| Song of Courage|| Sustained |
Requires: Level 10
|The bard launches into an epic song of the party's exploits, granting them bonuses to attack, damage, and critical chance. The size of the bonuses are affected by the bard's cunning. The bard can only sing one song at a time.|
| Captivating Song|| Sustained |
Requires: Level 12
|The bard begins an entrancing song that stuns hostile targets nearby unless they pass a mental resistance check every few seconds. Continuing the song does not drain stamina, but the bard cannot move or take any other action while singing.|
- Leliana can teach you the bard specialization. Once "I heard that in Orlais, minstrels are often spies" conversation is complete, the dialogue option for learning Bard specialization will be available and she will teach once you ask of it.
- Alternatively, you can purchase the Manual: Bard from Alimar at his shop in Dust Town for 14 0 0.
- Bastien: Duke of Ghislain, member of the Council of Heralds, lover of Vivienne.
- The Black Fox
- Jeshavis: "Mother of Orlais," and considered the originator of the Grand Game.
- Katriel; and her bardmaster, who resides in Val Chevans.
- Dowager Lady Mantillon: Possible lover and assassin of Emperor Florian.
- Melcendre: Bard in the employ of Grand Duke Gaspard.
- Empress Celene
- Philliam, a Bard!
- Josephine Montilyet

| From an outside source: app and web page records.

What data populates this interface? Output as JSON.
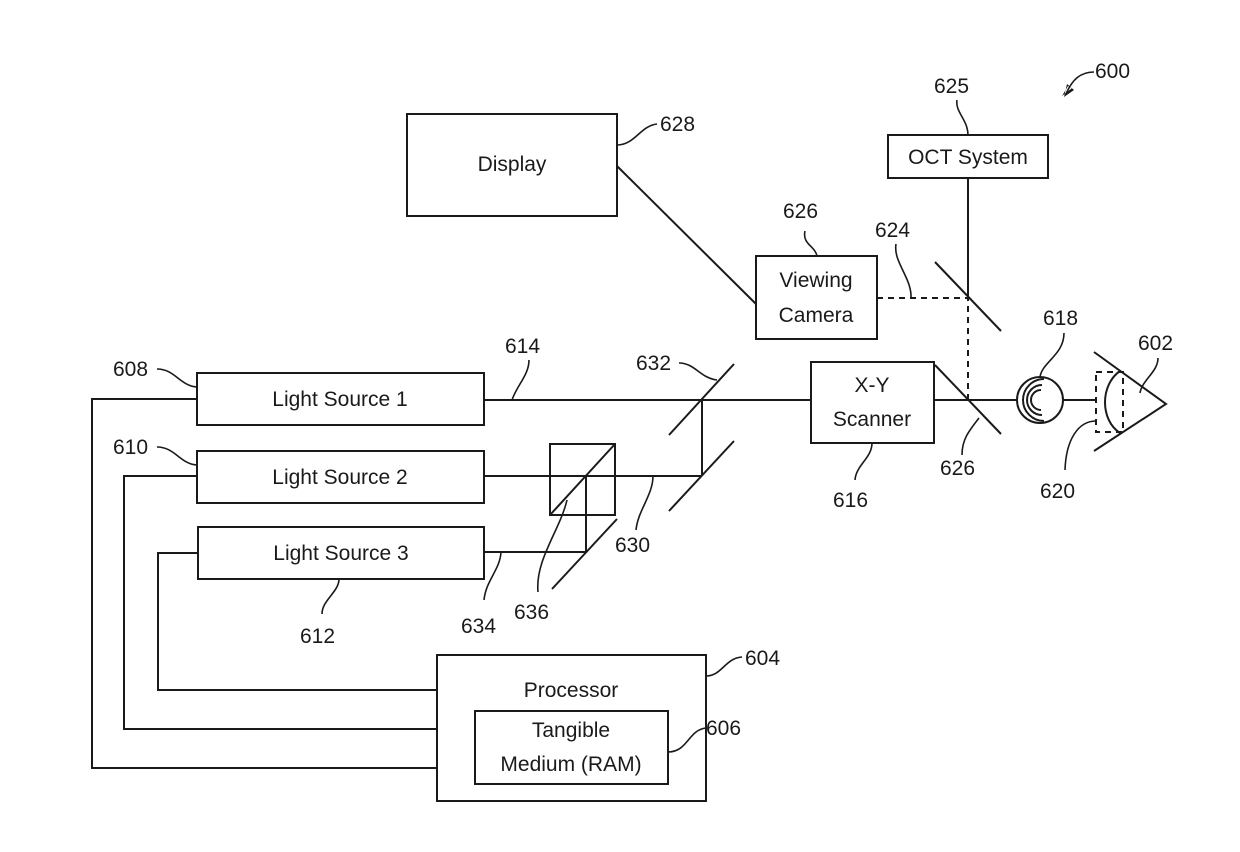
{
  "figure": {
    "figure_ref": "600",
    "components": {
      "display": {
        "label": "Display",
        "ref": "628"
      },
      "oct_system": {
        "label": "OCT System",
        "ref": "625"
      },
      "viewing_camera": {
        "label_line1": "Viewing",
        "label_line2": "Camera",
        "ref": "626"
      },
      "xy_scanner": {
        "label_line1": "X-Y",
        "label_line2": "Scanner",
        "ref": "616"
      },
      "light_source_1": {
        "label": "Light Source 1",
        "ref": "608"
      },
      "light_source_2": {
        "label": "Light Source 2",
        "ref": "610"
      },
      "light_source_3": {
        "label": "Light Source 3",
        "ref": "612"
      },
      "processor": {
        "label": "Processor",
        "ref": "604"
      },
      "tangible_medium": {
        "label_line1": "Tangible",
        "label_line2": "Medium (RAM)",
        "ref": "606"
      }
    },
    "refs": {
      "beam_614": "614",
      "dashed_path_624": "624",
      "mirror_632": "632",
      "beam_630": "630",
      "beam_634": "634",
      "beam_splitter_636": "636",
      "scanner_mirror_626": "626",
      "lens_618": "618",
      "contact_620": "620",
      "eye_602": "602"
    }
  }
}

- ↑ 1.0 1.1 1.2 Dragon Age: The World of Thedas, vol. 1, p. 63
- ↑ Codex entry: The Perils of Bard Life
- ↑ Dragon Age: The World of Thedas, vol. 1, p. 60
- ↑ "Bard" on the official wiki. Retrieved March 5, 2014.
- ↑ Dragon Age: The Stolen Throne, page 298.
- ↑ As evidenced by the appearance of Sketch and Tug as Leliana's partners in Leliana's Song DLC.
- ↑ David Gaider. Dragon Age: The Stolen Throne, page 315.
- ↑ The defection of bards like Leliana and Katriel from their given assignments and bardmasters gives evidence that bardic training is not always impenetrable.
- ↑ Dragon Age: The Stolen Throne, page 348.
- ↑ Dragon Age: The Masked Empire, p. 185.
- ↑ Dragon Age: The Masked Empire, pg. 184.
- ↑ Dragon Age: The Masked Empire, p. 186.
- ↑ Dragon Age: The Masked Empire, pg. 143-144.
- ↑ 14.0 14.1 Dragon Age: The Masked Empire, p. 184.
- ↑ Dragon Age: The Masked Empire, p. 296.
- ↑ Item description of Trickster's Tunic
- ↑ Dragon Age: The World of Thedas, vol. 2, p. 235
- ↑ Dragon Age: The World of Thedas, vol. 2, p. 235
- ↑ Item description of Puzzle Ring of the Black Fox
- ↑ Dragon Age: The Stolen Throne, p. 145.
- ↑ Codex entry: Portrait of the Dowager
- ↑ Codex entry: The Crown and Lion
- ↑ Dragon Age: The Masked Empire, p. 22 and 23.
- ↑ Dragon Age: The World of Thedas, vol. 2, p. 136